2002 Herbert Feis Award, American Historical Association

A 2001 Choice Outstanding Academic Title

2001 North American Society for Sport History Book Award

Over the past century, high school and college athletics have grown into one of America's most beloved--and most controversial--institutions, inspiring great loyalty while sparking fierce disputes.

In this richly detailed book, Pamela Grundy examines the many meanings that school sports took on in North Carolina, linking athletic programs at state universities, public high schools, women's colleges, and African American educational institutions to social and economic shifts that include the expansion of industry, the advent of woman suffrage, and the rise and fall of Jim Crow. Drawing heavily on oral history interviews, Grundy charts the many pleasures of athletics, from the simple joy of backyard basketball to the exhilaration of a state championship run. She also explores conflicts provoked by sports within the state--clashes over the growth of college athletics, the propriety of women's competition, and the connection between sports and racial integration, for example. Within this chronicle, familiar athletic narratives take on new meanings, moving beyond timeless stories of courage, fortitude, or failure to illuminate questions about race, manhood and womanhood, the purpose of education, the meaning of competition, and the structure of American society.

About the Author

Pamela Grundy is a historian who lives in Charlotte, North Carolina, where she pursues a variety of writing, teaching, and museum projects.
For more information about Pamela Grundy, visit the Author Page.

Reviews

"[This book] provides a fascinating window onto race, gender, class and mainstream culture."--New York Times

"In the richness of its detail and the quality of its analysis, Learning to Win is a most satisfying book. . . . An intelligent and sophisticated book. Not only does nearly every page contain perceptive observations, but Grundy has been remarkably successful in weaving together into a smooth narrative the complex meanings of North Carolina's recent sporting history."--Journal of American History

"Outstanding. . . . This superbly researched book, heavily based on oral history, with over 50 photographs, is highly recommended to general readers and upper-division undergraduates through faculty and researchers/professionals."--Choice
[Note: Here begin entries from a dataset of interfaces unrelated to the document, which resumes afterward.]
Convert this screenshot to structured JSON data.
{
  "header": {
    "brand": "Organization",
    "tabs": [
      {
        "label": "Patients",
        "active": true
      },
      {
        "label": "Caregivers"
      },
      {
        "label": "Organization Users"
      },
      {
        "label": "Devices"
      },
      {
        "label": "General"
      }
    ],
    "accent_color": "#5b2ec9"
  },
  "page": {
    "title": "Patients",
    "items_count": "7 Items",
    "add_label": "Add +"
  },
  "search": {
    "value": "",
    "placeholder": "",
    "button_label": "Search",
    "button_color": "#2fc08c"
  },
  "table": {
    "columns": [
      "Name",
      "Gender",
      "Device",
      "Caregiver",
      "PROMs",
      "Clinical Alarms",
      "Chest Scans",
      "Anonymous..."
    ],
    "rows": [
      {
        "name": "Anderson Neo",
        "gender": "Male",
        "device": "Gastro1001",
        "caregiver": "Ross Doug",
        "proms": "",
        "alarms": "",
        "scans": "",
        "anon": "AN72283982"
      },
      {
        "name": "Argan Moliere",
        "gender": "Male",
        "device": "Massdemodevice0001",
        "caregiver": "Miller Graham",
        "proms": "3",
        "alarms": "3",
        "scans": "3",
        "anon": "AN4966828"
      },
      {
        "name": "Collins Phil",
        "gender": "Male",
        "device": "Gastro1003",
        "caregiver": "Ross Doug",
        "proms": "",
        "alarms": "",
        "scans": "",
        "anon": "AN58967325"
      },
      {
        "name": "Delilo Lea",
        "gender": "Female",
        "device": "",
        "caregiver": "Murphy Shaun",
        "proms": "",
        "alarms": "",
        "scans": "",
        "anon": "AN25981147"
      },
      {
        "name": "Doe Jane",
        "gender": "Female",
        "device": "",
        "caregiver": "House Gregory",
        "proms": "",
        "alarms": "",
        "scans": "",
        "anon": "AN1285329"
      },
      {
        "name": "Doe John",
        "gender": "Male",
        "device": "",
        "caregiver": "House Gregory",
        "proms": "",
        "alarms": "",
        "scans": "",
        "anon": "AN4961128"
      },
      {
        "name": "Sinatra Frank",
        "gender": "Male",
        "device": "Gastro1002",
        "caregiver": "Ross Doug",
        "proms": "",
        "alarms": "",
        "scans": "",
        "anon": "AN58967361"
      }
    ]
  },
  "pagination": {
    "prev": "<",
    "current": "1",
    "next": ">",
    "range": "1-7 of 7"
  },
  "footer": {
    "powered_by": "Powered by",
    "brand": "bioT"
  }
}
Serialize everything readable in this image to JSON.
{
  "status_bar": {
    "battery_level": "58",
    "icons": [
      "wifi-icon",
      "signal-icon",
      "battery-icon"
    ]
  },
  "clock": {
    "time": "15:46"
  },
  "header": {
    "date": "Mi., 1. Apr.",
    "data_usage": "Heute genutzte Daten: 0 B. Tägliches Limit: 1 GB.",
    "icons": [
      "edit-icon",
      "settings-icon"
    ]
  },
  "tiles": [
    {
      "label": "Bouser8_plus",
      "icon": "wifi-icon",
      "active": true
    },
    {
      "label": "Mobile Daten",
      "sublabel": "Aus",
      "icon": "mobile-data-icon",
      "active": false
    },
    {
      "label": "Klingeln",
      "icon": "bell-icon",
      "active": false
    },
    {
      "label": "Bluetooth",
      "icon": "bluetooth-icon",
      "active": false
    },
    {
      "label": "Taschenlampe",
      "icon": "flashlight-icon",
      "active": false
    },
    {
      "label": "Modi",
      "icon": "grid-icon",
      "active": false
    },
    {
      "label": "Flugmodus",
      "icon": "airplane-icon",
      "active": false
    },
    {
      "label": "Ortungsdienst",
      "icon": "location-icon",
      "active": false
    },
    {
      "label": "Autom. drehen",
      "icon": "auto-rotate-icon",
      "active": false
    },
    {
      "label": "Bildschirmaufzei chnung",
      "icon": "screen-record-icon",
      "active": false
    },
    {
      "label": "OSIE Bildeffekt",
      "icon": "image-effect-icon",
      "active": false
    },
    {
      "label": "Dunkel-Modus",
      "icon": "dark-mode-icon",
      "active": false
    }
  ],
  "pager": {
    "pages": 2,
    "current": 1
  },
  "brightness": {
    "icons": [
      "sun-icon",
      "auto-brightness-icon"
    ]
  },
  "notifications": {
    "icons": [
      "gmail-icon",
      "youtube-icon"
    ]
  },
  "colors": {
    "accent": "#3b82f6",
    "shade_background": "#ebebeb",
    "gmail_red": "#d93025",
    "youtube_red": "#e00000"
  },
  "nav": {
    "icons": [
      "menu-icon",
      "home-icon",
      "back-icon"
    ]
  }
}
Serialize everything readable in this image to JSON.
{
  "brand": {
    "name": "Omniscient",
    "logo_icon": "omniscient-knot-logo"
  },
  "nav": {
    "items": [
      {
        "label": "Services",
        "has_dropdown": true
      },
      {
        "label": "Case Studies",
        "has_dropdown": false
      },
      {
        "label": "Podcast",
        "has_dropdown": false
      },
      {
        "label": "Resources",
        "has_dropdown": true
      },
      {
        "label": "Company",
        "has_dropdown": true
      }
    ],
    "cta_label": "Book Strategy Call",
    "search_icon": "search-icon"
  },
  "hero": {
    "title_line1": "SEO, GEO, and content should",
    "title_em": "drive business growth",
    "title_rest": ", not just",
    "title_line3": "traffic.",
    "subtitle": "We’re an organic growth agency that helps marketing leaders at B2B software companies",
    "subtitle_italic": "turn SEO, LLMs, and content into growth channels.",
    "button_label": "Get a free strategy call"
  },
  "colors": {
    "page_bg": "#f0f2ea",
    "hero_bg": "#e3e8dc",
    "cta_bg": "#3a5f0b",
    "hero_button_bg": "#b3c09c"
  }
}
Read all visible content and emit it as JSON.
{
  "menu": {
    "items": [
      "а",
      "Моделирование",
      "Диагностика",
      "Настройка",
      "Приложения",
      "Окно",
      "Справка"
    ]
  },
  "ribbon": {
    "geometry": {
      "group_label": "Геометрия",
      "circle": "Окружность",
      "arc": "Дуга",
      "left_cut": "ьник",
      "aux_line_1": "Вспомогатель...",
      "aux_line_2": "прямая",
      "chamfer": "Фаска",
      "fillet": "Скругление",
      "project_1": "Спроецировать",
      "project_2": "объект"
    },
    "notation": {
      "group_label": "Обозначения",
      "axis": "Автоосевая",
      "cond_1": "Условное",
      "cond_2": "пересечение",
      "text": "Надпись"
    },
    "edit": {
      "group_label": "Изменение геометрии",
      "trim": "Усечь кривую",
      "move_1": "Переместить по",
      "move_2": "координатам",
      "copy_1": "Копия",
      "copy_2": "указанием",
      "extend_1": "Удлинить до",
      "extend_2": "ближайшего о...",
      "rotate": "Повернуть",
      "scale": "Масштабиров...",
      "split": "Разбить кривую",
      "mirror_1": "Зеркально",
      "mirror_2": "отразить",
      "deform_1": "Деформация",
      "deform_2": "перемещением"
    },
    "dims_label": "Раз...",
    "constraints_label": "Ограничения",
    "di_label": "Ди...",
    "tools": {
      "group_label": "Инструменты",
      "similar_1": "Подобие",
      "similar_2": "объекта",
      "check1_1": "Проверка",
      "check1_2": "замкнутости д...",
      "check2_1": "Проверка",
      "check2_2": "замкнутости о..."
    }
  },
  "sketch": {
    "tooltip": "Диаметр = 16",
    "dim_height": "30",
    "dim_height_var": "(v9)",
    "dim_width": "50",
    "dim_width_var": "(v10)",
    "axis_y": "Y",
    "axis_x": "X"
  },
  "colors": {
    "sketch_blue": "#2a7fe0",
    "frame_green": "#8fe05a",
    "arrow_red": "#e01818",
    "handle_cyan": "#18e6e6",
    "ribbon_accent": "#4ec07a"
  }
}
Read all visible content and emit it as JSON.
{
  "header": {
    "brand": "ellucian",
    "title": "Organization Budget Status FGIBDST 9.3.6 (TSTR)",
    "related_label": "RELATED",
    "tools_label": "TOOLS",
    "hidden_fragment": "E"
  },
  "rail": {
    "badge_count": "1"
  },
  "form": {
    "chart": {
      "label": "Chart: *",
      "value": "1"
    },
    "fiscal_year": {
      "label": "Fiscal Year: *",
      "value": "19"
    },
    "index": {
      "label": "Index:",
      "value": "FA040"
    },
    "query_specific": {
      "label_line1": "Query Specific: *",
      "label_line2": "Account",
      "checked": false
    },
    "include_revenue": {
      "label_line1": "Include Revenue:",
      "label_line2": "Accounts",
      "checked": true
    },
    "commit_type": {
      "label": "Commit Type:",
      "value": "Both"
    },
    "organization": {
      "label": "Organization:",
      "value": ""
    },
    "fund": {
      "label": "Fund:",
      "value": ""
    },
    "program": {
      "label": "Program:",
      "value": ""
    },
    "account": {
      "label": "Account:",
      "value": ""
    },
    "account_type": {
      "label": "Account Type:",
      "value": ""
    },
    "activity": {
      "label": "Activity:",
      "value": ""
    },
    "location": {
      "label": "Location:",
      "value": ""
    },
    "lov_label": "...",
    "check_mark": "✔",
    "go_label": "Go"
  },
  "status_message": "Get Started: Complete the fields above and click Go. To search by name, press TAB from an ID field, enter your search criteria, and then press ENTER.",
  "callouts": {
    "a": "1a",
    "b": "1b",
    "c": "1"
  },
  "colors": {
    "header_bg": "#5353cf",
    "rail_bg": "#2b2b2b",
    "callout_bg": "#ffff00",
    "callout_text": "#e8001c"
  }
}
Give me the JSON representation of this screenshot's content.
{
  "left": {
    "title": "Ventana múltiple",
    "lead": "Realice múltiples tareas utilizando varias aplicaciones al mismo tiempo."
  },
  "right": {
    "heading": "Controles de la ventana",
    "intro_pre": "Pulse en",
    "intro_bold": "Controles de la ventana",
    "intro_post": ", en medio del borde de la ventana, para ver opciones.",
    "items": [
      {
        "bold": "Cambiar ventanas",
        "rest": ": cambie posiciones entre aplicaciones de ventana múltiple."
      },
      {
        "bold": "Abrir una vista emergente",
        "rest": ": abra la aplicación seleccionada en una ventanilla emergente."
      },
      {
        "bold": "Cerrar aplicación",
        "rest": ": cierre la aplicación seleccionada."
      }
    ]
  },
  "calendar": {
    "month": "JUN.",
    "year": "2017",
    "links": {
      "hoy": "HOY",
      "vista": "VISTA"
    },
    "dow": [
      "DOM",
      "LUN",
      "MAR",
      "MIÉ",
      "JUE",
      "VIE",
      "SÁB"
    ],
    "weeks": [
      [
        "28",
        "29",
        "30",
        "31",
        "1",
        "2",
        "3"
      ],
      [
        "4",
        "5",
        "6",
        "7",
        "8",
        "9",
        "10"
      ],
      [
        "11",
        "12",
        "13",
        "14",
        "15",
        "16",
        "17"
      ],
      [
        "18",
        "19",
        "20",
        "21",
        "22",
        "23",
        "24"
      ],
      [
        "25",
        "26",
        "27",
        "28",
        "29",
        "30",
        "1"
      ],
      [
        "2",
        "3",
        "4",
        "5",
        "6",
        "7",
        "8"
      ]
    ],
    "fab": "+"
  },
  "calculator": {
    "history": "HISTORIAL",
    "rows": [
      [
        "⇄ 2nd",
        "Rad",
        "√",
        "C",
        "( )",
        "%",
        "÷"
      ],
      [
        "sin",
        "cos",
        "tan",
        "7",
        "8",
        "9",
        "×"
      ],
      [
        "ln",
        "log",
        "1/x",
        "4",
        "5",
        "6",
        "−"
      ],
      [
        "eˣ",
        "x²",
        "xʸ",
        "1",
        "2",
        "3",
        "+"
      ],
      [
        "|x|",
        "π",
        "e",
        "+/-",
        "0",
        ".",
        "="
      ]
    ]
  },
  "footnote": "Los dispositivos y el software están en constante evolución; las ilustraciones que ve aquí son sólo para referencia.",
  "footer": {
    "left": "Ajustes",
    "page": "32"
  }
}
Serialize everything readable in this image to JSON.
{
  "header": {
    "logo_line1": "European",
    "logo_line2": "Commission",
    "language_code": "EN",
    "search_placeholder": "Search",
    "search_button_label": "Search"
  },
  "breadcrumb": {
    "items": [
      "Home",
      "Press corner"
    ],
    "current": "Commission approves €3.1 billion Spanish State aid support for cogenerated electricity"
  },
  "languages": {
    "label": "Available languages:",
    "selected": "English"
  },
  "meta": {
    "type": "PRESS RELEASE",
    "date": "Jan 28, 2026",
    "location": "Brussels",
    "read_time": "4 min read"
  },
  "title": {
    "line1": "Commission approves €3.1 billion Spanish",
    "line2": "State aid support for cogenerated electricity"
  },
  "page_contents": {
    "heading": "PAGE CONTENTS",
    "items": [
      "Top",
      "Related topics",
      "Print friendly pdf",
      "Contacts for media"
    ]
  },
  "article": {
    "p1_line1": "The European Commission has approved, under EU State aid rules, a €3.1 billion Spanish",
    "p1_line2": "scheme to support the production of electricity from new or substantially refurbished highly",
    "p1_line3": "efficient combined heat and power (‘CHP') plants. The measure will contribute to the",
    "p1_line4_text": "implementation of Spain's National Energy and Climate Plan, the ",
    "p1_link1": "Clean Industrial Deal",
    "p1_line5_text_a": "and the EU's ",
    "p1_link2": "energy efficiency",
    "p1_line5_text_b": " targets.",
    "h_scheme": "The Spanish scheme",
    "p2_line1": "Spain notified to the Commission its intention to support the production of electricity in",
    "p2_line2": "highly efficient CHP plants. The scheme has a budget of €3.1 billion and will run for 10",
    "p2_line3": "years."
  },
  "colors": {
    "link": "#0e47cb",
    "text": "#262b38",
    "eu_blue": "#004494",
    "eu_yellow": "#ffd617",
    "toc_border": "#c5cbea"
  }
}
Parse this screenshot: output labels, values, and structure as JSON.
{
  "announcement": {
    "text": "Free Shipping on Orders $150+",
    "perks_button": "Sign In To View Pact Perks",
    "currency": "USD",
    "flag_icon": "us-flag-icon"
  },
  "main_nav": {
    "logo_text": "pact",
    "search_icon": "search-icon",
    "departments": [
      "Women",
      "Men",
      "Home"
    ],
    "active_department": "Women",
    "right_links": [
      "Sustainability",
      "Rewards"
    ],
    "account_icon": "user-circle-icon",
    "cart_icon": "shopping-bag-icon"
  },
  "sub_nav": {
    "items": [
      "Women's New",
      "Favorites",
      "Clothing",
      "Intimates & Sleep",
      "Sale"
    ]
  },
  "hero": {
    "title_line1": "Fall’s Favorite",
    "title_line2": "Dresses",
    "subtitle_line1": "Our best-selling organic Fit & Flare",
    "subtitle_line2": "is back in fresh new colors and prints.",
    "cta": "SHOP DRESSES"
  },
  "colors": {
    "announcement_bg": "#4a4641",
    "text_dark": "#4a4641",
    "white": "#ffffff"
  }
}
"An exhaustive and engaging account that shows how critical sports studies can provide meaningful connections between athletics and the larger culture."--American Studies

"Displaying her keen sense of how material culture as well as oral history can inform the study of identity and community, Grundy deftly situates sports into the ways both men and women fashioned a sense of themselves as individuals and as members of larger polities during the transformation of North Carolina from an agricultural to an increasingly urban and industrial society."--Journal of Southern History

"Learning to Win is by far the best book on the relationship between sports and education in southern history. By studying sports among high school and college males and females, black and white, Pamela Grundy brings new insights to the often slow movement toward today's big-time, big-money spectator sports. Her use of oral histories and countless college publications helps show the human side of sports for players, fans, boosters, and school administrators."--Ted Ownby, University of Mississippi